The plain, Jane older sister. Her beautiful, somewhat bratty younger sister. The handsome, charming gentleman that isn’t. The younger sister’s love-life falling into disgrace. The dark, brooding, reclusive man who falls passionately, deeply, irrevocably and suddenly in love with the Plain Jane.

Why is this the story? Why does it catch us? Why does it work well enough to be repeated?

Some people say that Good Girls like Bad Boys. Good, dutiful, responsible, polite girls, who are the conscious of their consciousless younger sisters. Girls who always behave, and hide their passions and emotions deep inside, even from themselves, as much as possible.

Maybe. Maybe it is the “opposites attract” idea, the idea that one needs to bring life to the other, and the other to temper the one. Maybe. I don’t really think that’s it, myself.

Maybe it is the other thing I have heard disgustedly said–that women think they can change men. That we think we can turn the dark, brooding recluse into the handsome, charming gentleman. I would argue vigorously against this stance; I don’t think this is what draws us in at all.

Is it all sour grapes? The sister who has all the beauty and winds up with the miserable life, the handsome, charming gentleman that wasn’t? Maybe. Maybe there is a little jealousy; maybe there is a little of finding lacking what we’ve been told or thought we wanted.
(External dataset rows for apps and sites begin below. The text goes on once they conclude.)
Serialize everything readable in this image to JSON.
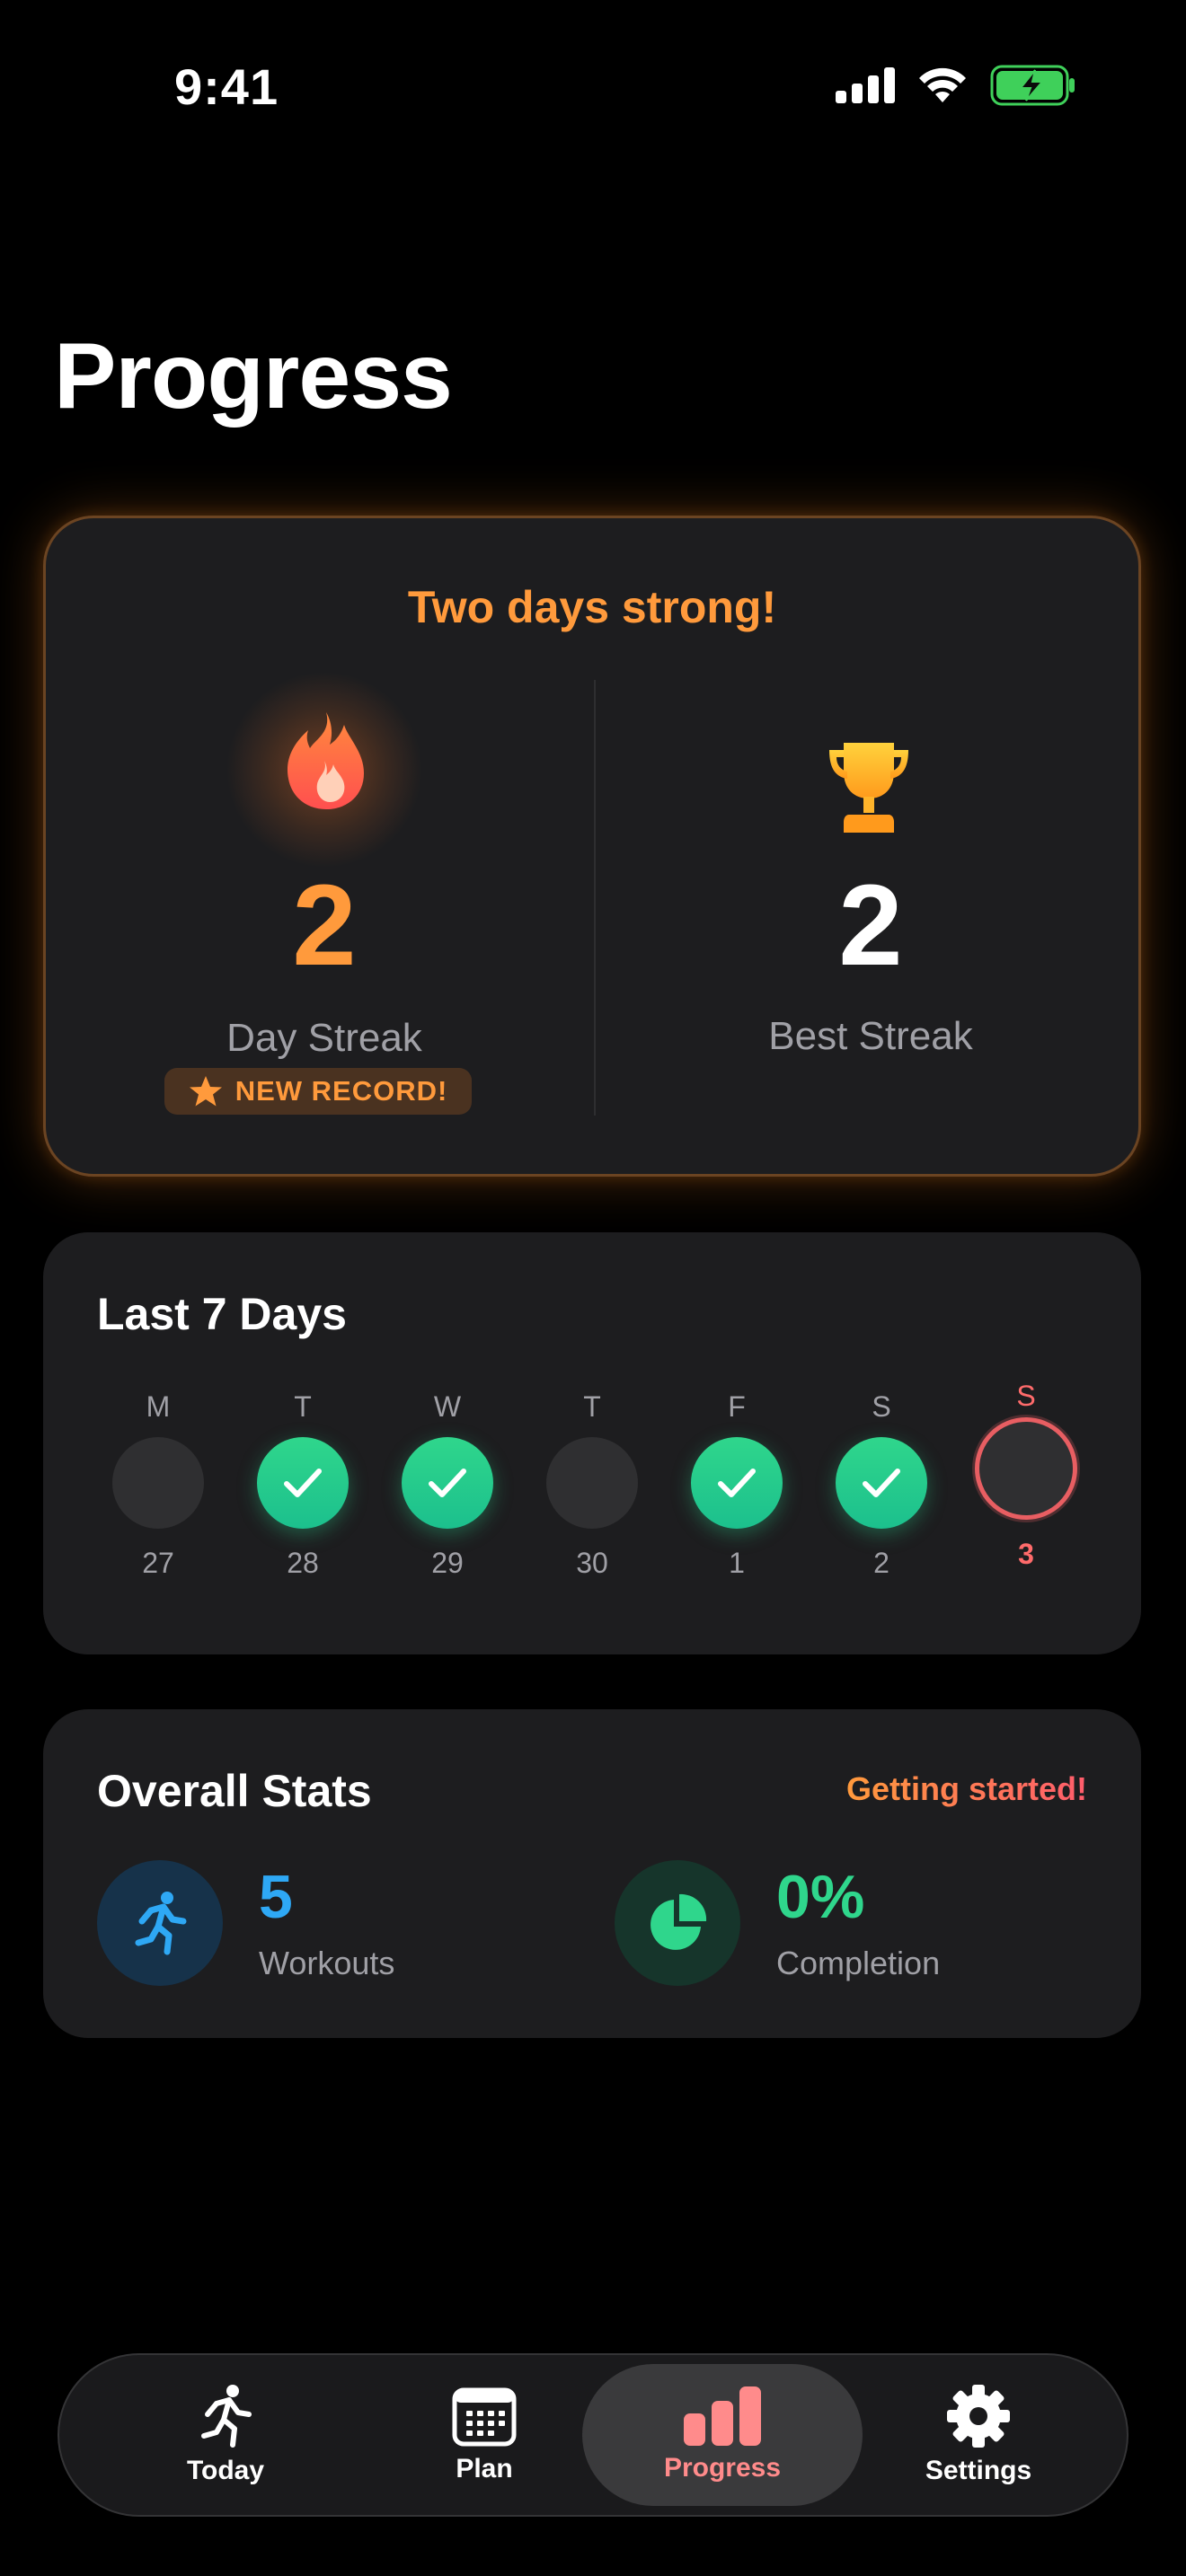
{
  "status_bar": {
    "time": "9:41"
  },
  "page": {
    "title": "Progress"
  },
  "streak": {
    "headline": "Two days strong!",
    "day_streak_value": "2",
    "day_streak_label": "Day Streak",
    "badge_text": "NEW RECORD!",
    "best_streak_value": "2",
    "best_streak_label": "Best Streak"
  },
  "last7": {
    "title": "Last 7 Days",
    "days": [
      {
        "letter": "M",
        "num": "27",
        "done": false
      },
      {
        "letter": "T",
        "num": "28",
        "done": true
      },
      {
        "letter": "W",
        "num": "29",
        "done": true
      },
      {
        "letter": "T",
        "num": "30",
        "done": false
      },
      {
        "letter": "F",
        "num": "1",
        "done": true
      },
      {
        "letter": "S",
        "num": "2",
        "done": true
      },
      {
        "letter": "S",
        "num": "3",
        "done": false,
        "today": true
      }
    ]
  },
  "overall": {
    "title": "Overall Stats",
    "subtitle": "Getting started!",
    "workouts_value": "5",
    "workouts_label": "Workouts",
    "completion_value": "0%",
    "completion_label": "Completion"
  },
  "tabs": [
    {
      "label": "Today",
      "icon": "running-figure-icon"
    },
    {
      "label": "Plan",
      "icon": "calendar-icon"
    },
    {
      "label": "Progress",
      "icon": "bar-chart-icon",
      "active": true
    },
    {
      "label": "Settings",
      "icon": "gear-icon"
    }
  ],
  "colors": {
    "accent_orange": "#ff9a3c",
    "success_green": "#2fd68c",
    "today_red": "#e85e62",
    "workouts_blue": "#2ea8f5",
    "active_tab": "#ff8b8b"
  }
}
But I think this  all is just edge of it, just the edge.

When I started working, I would find myself bracing myself when I walked into the waiting room and discovered there waiting for me a grouchy, reclusive, brooding man. Or woman. Either or, but I think more were men. And I would tell myself, “These men are your father.” My father, who is chronically in pain. My father, who is desperately shy. My father who loathes small talk, and feels terribly incompetent to perform it in anyway. My father, who is slow to trust, and assumes that everyone is putting him on, telling him what they think he wants to hear.
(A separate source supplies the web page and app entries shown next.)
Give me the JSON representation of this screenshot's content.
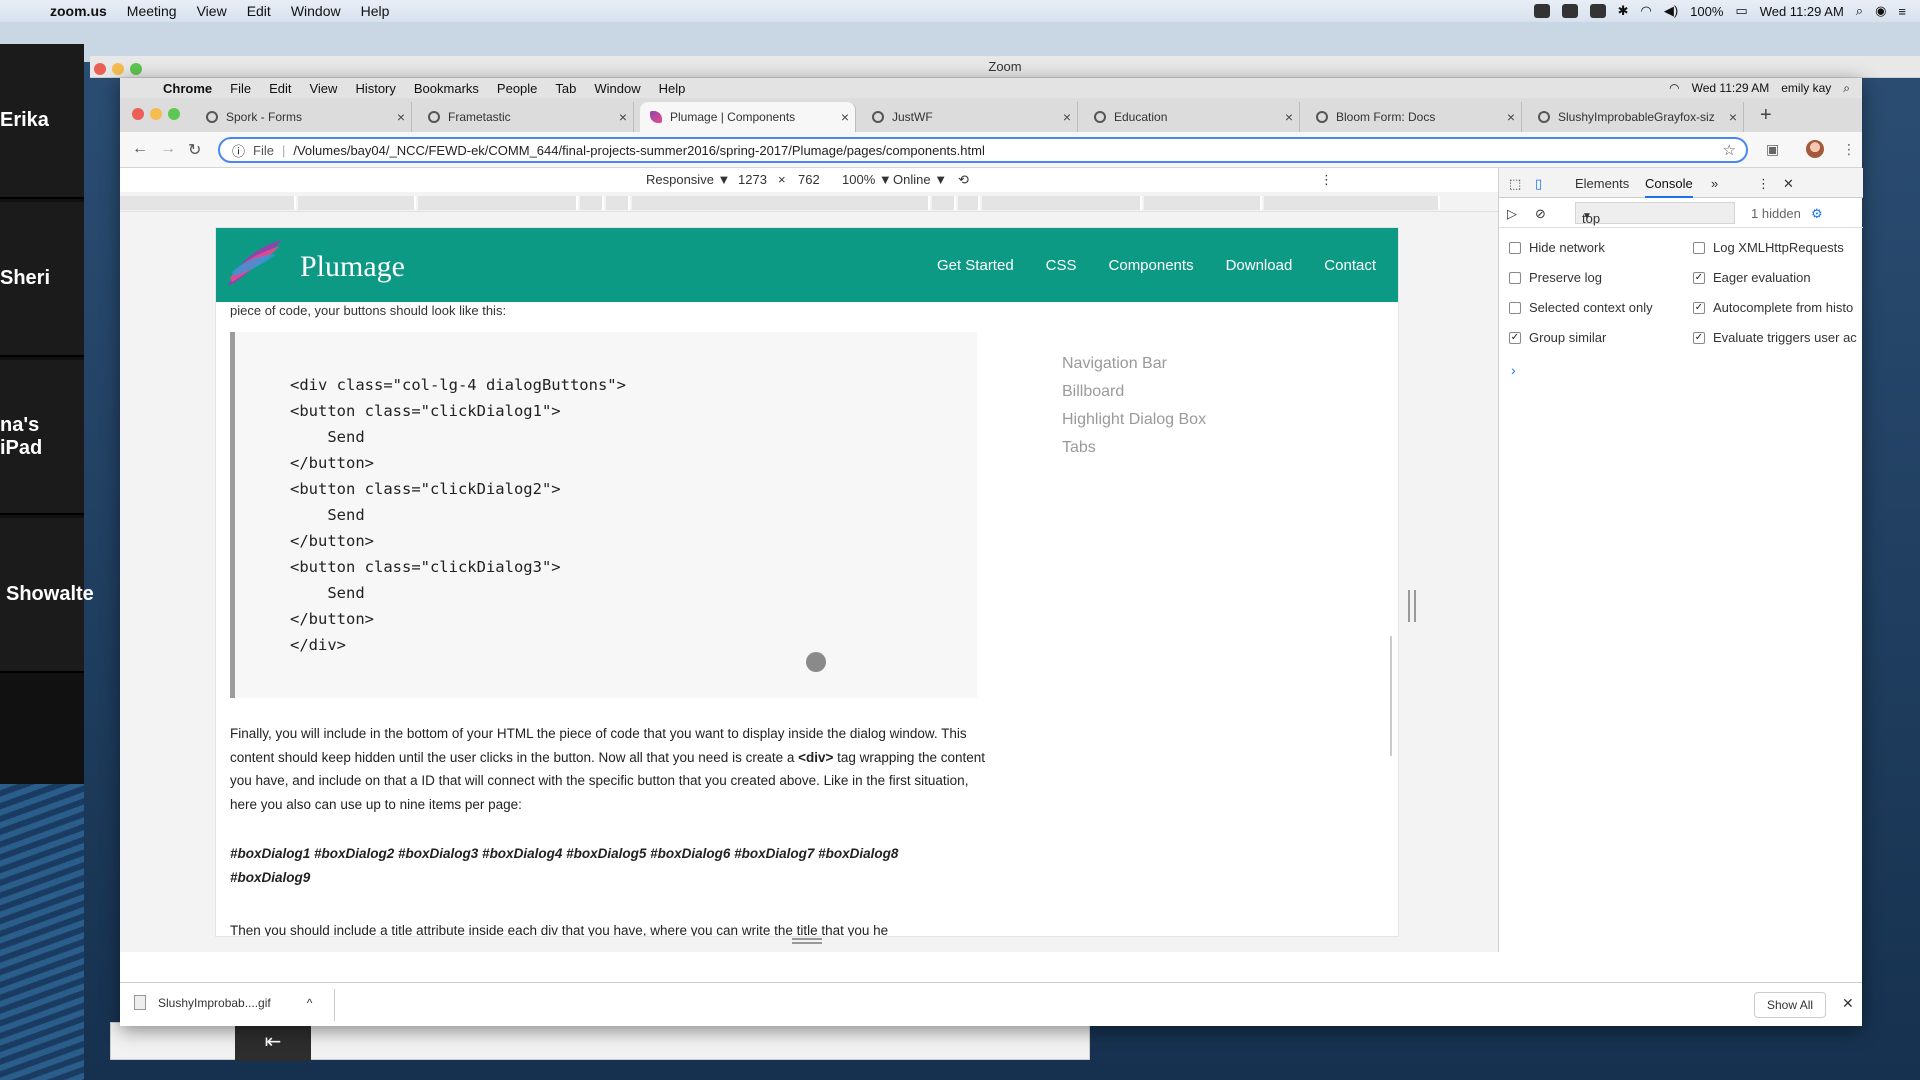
{
  "mac_menubar": {
    "app": "zoom.us",
    "items": [
      "Meeting",
      "View",
      "Edit",
      "Window",
      "Help"
    ],
    "battery": "100%",
    "clock": "Wed 11:29 AM"
  },
  "zoom": {
    "window_title": "Zoom",
    "participants": [
      "Erika",
      "Sheri",
      "na's iPad",
      "Showalte"
    ]
  },
  "chrome_menubar": {
    "app": "Chrome",
    "items": [
      "File",
      "Edit",
      "View",
      "History",
      "Bookmarks",
      "People",
      "Tab",
      "Window",
      "Help"
    ],
    "clock": "Wed 11:29 AM",
    "user": "emily kay"
  },
  "tabs": [
    {
      "label": "Spork - Forms"
    },
    {
      "label": "Frametastic"
    },
    {
      "label": "Plumage | Components"
    },
    {
      "label": "JustWF"
    },
    {
      "label": "Education"
    },
    {
      "label": "Bloom Form: Docs"
    },
    {
      "label": "SlushyImprobableGrayfox-size"
    }
  ],
  "address": {
    "scheme": "File",
    "url": "/Volumes/bay04/_NCC/FEWD-ek/COMM_644/final-projects-summer2016/spring-2017/Plumage/pages/components.html"
  },
  "device_toolbar": {
    "mode": "Responsive ▼",
    "width": "1273",
    "times": "×",
    "height": "762",
    "zoom": "100% ▼",
    "network": "Online ▼"
  },
  "site": {
    "brand": "Plumage",
    "nav": [
      "Get Started",
      "CSS",
      "Components",
      "Download",
      "Contact"
    ],
    "intro": "piece of code, your buttons should look like this:",
    "code": "<div class=\"col-lg-4 dialogButtons\">\n<button class=\"clickDialog1\">\n    Send\n</button>\n<button class=\"clickDialog2\">\n    Send\n</button>\n<button class=\"clickDialog3\">\n    Send\n</button>\n</div>",
    "side_links": [
      "Navigation Bar",
      "Billboard",
      "Highlight Dialog Box",
      "Tabs"
    ],
    "para_before": "Finally, you will include in the bottom of your HTML the piece of code that you want to display inside the dialog window. This content should keep hidden until the user clicks in the button. Now all that you need is create a ",
    "para_tag": "<div>",
    "para_after": " tag wrapping the content you have, and include on that a ID that will connect with the specific button that you created above. Like in the first situation, here you also can use up to nine items per page:",
    "box_ids": "#boxDialog1 #boxDialog2 #boxDialog3 #boxDialog4 #boxDialog5 #boxDialog6 #boxDialog7 #boxDialog8 #boxDialog9",
    "cut_line": "Then you should include a title attribute inside each div that you have, where you can write the title that you he"
  },
  "devtools": {
    "tabs": [
      "Elements",
      "Console",
      "»"
    ],
    "context": "top",
    "hidden": "1 hidden",
    "options": [
      {
        "label": "Hide network",
        "checked": false
      },
      {
        "label": "Log XMLHttpRequests",
        "checked": false
      },
      {
        "label": "Preserve log",
        "checked": false
      },
      {
        "label": "Eager evaluation",
        "checked": true
      },
      {
        "label": "Selected context only",
        "checked": false
      },
      {
        "label": "Autocomplete from histo",
        "checked": true
      },
      {
        "label": "Group similar",
        "checked": true
      },
      {
        "label": "Evaluate triggers user ac",
        "checked": true
      }
    ],
    "prompt": "›"
  },
  "download": {
    "file": "SlushyImprobab....gif",
    "show_all": "Show All"
  },
  "colors": {
    "nav_teal": "#0c9a84",
    "devtools_accent": "#1a73e8"
  }
}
The Man in the Waiting Room was scary, but you don’t show fear in front of scary things. I would bring them back and very patiently, very determinedly, kill them with kindness. I smiled, I explained in depth, I avoided asking any questions that weren’t necessary, I made extremely good guesses at topics of conversation that would connect with them. I taught them to trust me enough that they would tell me things. I made them smile. I even made them laugh.
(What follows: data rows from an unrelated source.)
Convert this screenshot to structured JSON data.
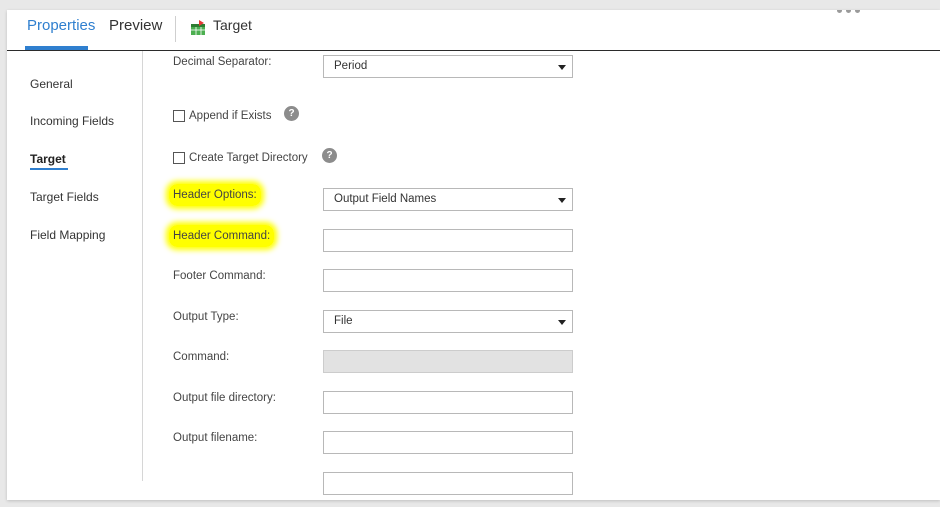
{
  "tabs": [
    {
      "label": "Properties",
      "active": true
    },
    {
      "label": "Preview",
      "active": false
    }
  ],
  "object": {
    "label": "Target",
    "icon": "target-table-icon"
  },
  "sidebar": {
    "items": [
      {
        "label": "General",
        "active": false
      },
      {
        "label": "Incoming Fields",
        "active": false
      },
      {
        "label": "Target",
        "active": true
      },
      {
        "label": "Target Fields",
        "active": false
      },
      {
        "label": "Field Mapping",
        "active": false
      }
    ]
  },
  "form": {
    "decimal_separator": {
      "label": "Decimal Separator:",
      "value": "Period"
    },
    "append_if_exists": {
      "label": "Append if Exists",
      "checked": false
    },
    "create_target_directory": {
      "label": "Create Target Directory",
      "checked": false
    },
    "header_options": {
      "label": "Header Options:",
      "value": "Output Field Names",
      "highlighted": true
    },
    "header_command": {
      "label": "Header Command:",
      "value": "",
      "highlighted": true
    },
    "footer_command": {
      "label": "Footer Command:",
      "value": ""
    },
    "output_type": {
      "label": "Output Type:",
      "value": "File"
    },
    "command": {
      "label": "Command:",
      "value": "",
      "disabled": true
    },
    "output_file_directory": {
      "label": "Output file directory:",
      "value": ""
    },
    "output_filename": {
      "label": "Output filename:",
      "value": ""
    },
    "help_icon_glyph": "?"
  },
  "colors": {
    "accent": "#2f7fcf",
    "highlight": "#ffff00"
  }
}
They would leave, and I would heave a small sigh of relief. I won. Almost no one–I do not believe a single cantankerous one of them–held up against my assault. People who scowled at the secretary, people who looked like they were sucking on lemons, people who pretended to fall asleep in the waiting room so they wouldn’t have to admit there were other people there. Sometimes I could turn them around in a day. Sometimes it took weeks. But I made them all smile, and every one of them was a victory.

I think when men write about these things, it goes like this. There was this monster. And I killed it. And it isn’t scary anymore. Aren’t I great? And I think women write the same story, differently. There was this monster. And I made it smile. And it isn’t scary anymore. Aren’t I great?

Because really? Really, Mr. Rochester was a jerk. But he was wild, and he was scary. But in the end, he wasn’t–because of Jane. We all like to think that it doesn’t matter who we were born as, doesn’t matter the shape of our bodies, or the shape of our noses–we can still conquer the terrifying things. The Men Who Don’t Smile. The People Who Don’t Like Us. Those Who Are Critical of Everything. The Ones Who Have Forgotten How to Smile.

It wasn’t changing of the scary person, as much as it was just breaking open the shell. The same person, but no longer holds the power of fear over you. It’s a different kind of victory than slaying dragons, but it’s a very real victory anyway.